Metaphorical patterns of discovery

Posted on by Brandon Klein


Organizations grapple with moving forward by tying to understand the barriers and issues they have to overcome. These are usually met head-on, without a wide range of action possible. This may be because of organizational or cultural constraints, but the effect is as if they were working within a box whose sides are no longer there. If they keep doing things the same way, they will get the same results. The only difference between a groove and a grave is its depth! How do we break them out of this mindset or behavior?



Have participants read outside their field. Provide ‘crop rotation for the mind.’ Provide fresh patterns, analogues, analogies, metaphors for the work. People work for ideas (money, security, feeling a part of a team, etc.) and we want to restore the larger sense of purpose that can get lost in the middle of a big organization.

Metaphors help us to make connections to things that appear totally unrelated. Everything helps everything. It provides quantum leaps, innovation. It can help participants connect on a conceptual, intellectual or emotional level. Sometimes an alternative way of looking at a problem, such as a shift in frame of reference, can provide the key that unlocks a wider range of possibilities. This can stretch further than case studies, analytical material or ‘leading practices.’

We use metaphor on several levels. You can have an overriding metaphor or theme for an entire event. An idea may be best expressed in a metaphor. Describing the ASE to people unfamiliar with it is much easier with metaphor.

The most familiar use of metaphors is the Metaphors exercise, where we have participants read about ‘weird things’ that can shed light on their issues. Dealing with leverage? Read about how Cortez conquered the Aztecs with only 600 soldiers. Wrestling with developing a killer attitude? Sort through books on the lives of predatory animals. Having a hard time looking at the organization as a whole system? Study how rain forests, tide pools, gardens or the human body work.

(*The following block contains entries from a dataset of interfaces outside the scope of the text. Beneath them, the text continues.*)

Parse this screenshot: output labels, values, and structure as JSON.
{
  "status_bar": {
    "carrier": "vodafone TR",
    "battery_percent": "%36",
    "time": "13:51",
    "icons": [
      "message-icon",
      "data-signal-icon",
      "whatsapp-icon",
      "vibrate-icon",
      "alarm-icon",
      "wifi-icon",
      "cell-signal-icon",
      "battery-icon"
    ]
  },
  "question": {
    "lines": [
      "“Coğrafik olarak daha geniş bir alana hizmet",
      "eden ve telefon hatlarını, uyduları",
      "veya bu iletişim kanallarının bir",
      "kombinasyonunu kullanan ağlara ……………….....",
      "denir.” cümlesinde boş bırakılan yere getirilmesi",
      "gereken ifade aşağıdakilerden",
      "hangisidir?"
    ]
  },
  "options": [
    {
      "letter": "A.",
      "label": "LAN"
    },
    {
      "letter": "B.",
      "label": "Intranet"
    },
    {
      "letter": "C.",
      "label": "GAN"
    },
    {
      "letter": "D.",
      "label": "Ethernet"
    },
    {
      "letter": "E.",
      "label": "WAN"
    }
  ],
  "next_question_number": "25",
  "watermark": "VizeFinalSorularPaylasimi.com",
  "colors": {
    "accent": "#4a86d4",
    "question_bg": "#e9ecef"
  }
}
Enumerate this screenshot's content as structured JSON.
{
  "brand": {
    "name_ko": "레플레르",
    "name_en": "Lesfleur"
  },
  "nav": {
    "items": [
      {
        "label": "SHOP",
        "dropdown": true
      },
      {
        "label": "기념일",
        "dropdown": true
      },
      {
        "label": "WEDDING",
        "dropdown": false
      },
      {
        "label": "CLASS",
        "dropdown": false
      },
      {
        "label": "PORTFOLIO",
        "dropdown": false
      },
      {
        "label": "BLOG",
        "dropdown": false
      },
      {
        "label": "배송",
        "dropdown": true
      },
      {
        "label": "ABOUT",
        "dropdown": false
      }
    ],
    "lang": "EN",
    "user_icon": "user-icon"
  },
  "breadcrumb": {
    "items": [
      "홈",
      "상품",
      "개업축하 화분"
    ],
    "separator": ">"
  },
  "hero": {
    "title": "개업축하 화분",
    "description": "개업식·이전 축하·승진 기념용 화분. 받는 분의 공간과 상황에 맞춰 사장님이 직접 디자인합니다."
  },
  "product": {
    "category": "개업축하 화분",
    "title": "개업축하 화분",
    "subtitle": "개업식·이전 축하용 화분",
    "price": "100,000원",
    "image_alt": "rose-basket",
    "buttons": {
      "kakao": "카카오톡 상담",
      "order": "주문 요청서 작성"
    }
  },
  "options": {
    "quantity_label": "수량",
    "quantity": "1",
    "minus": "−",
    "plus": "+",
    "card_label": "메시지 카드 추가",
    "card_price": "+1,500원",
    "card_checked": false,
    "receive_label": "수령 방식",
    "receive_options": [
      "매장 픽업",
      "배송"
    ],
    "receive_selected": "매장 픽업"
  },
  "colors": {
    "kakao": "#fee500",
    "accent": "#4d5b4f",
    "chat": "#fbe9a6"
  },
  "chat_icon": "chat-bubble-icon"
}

When designing metaphors, remember that the application drives the metaphor. Create a list of underlying issues that the sponsor team identifies as things that are out there to be grappled with. Add to it your own observation from your dealings with the firm. The engagement team can give you some perspective on the organization as well. Use that list to then select the metaphors that best address the spectrum of issues. Presenting it that way to a sponsor team works well, too. “OK, does everyone agree that these are the things we are dealing with?” and only then do you put up the list of metaphor topics. Make sure that the readings are wide enough that it will provide the organization a way to discover hidden, unspoken or even unknown things about themselves—they will find in the readings the things they need to talk about, and it will be easier to bring them into the open in a ‘safe’ way such as a metaphors exercise.

Sometimes the metaphor emerges as a theme for the event, in which you should run with it as far and as fast as you can.

Remember, the telephone is modeled off the human ear, the idea for velcro came from burrs in a field, and advertising is the whole reason flowers exist! “Metaphors connect two different universes of meaning through some similarity the two share, in doing so, metaphors help us to understand on idea by means of another.” --Roger von Oech


“Thinking about our thinking—without any kind of instruction—can make us better problem solvers.” --Dietrich Dorner, The Logic of Failure